Task objective — Every record below is to be retyped exactly.

Provided information —
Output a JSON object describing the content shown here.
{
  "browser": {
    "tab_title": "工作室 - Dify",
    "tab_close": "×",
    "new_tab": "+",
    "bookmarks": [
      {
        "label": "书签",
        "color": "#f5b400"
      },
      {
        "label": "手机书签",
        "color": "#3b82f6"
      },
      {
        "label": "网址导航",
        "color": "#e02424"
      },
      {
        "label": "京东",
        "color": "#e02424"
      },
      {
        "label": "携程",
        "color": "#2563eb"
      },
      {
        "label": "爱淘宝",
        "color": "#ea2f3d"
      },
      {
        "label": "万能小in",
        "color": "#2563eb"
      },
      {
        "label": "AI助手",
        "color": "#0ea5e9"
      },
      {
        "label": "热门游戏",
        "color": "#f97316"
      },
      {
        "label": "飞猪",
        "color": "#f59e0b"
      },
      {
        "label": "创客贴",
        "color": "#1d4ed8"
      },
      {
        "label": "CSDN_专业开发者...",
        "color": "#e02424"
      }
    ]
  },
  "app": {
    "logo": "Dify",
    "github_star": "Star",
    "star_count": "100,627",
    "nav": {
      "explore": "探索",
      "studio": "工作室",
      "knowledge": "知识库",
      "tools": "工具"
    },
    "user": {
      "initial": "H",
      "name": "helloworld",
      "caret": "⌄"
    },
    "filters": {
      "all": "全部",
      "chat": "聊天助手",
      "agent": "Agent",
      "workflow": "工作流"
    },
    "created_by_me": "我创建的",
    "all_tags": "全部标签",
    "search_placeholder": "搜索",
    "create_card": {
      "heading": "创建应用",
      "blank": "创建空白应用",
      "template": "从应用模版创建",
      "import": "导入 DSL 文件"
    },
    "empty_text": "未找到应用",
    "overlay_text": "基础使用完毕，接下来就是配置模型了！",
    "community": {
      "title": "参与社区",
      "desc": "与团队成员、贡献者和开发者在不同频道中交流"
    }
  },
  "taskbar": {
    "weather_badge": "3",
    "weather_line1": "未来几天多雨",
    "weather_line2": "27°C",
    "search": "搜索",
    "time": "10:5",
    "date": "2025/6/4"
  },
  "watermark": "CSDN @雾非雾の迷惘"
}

Exercise answer —
Output a JSON object describing the content shown here.
{
  "browser": {
    "tab_title": "工作室 - Dify",
    "tab_close": "×",
    "new_tab": "+",
    "bookmarks": [
      {
        "label": "书签",
        "color": "#f5b400"
      },
      {
        "label": "手机书签",
        "color": "#3b82f6"
      },
      {
        "label": "网址导航",
        "color": "#e02424"
      },
      {
        "label": "京东",
        "color": "#e02424"
      },
      {
        "label": "携程",
        "color": "#2563eb"
      },
      {
        "label": "爱淘宝",
        "color": "#ea2f3d"
      },
      {
        "label": "万能小in",
        "color": "#2563eb"
      },
      {
        "label": "AI助手",
        "color": "#0ea5e9"
      },
      {
        "label": "热门游戏",
        "color": "#f97316"
      },
      {
        "label": "飞猪",
        "color": "#f59e0b"
      },
      {
        "label": "创客贴",
        "color": "#1d4ed8"
      },
      {
        "label": "CSDN_专业开发者...",
        "color": "#e02424"
      }
    ]
  },
  "app": {
    "logo": "Dify",
    "github_star": "Star",
    "star_count": "100,627",
    "nav": {
      "explore": "探索",
      "studio": "工作室",
      "knowledge": "知识库",
      "tools": "工具"
    },
    "user": {
      "initial": "H",
      "name": "helloworld",
      "caret": "⌄"
    },
    "filters": {
      "all": "全部",
      "chat": "聊天助手",
      "agent": "Agent",
      "workflow": "工作流"
    },
    "created_by_me": "我创建的",
    "all_tags": "全部标签",
    "search_placeholder": "搜索",
    "create_card": {
      "heading": "创建应用",
      "blank": "创建空白应用",
      "template": "从应用模版创建",
      "import": "导入 DSL 文件"
    },
    "empty_text": "未找到应用",
    "overlay_text": "基础使用完毕，接下来就是配置模型了！",
    "community": {
      "title": "参与社区",
      "desc": "与团队成员、贡献者和开发者在不同频道中交流"
    }
  },
  "taskbar": {
    "weather_badge": "3",
    "weather_line1": "未来几天多雨",
    "weather_line2": "27°C",
    "search": "搜索",
    "time": "10:5",
    "date": "2025/6/4"
  },
  "watermark": "CSDN @雾非雾の迷惘"
}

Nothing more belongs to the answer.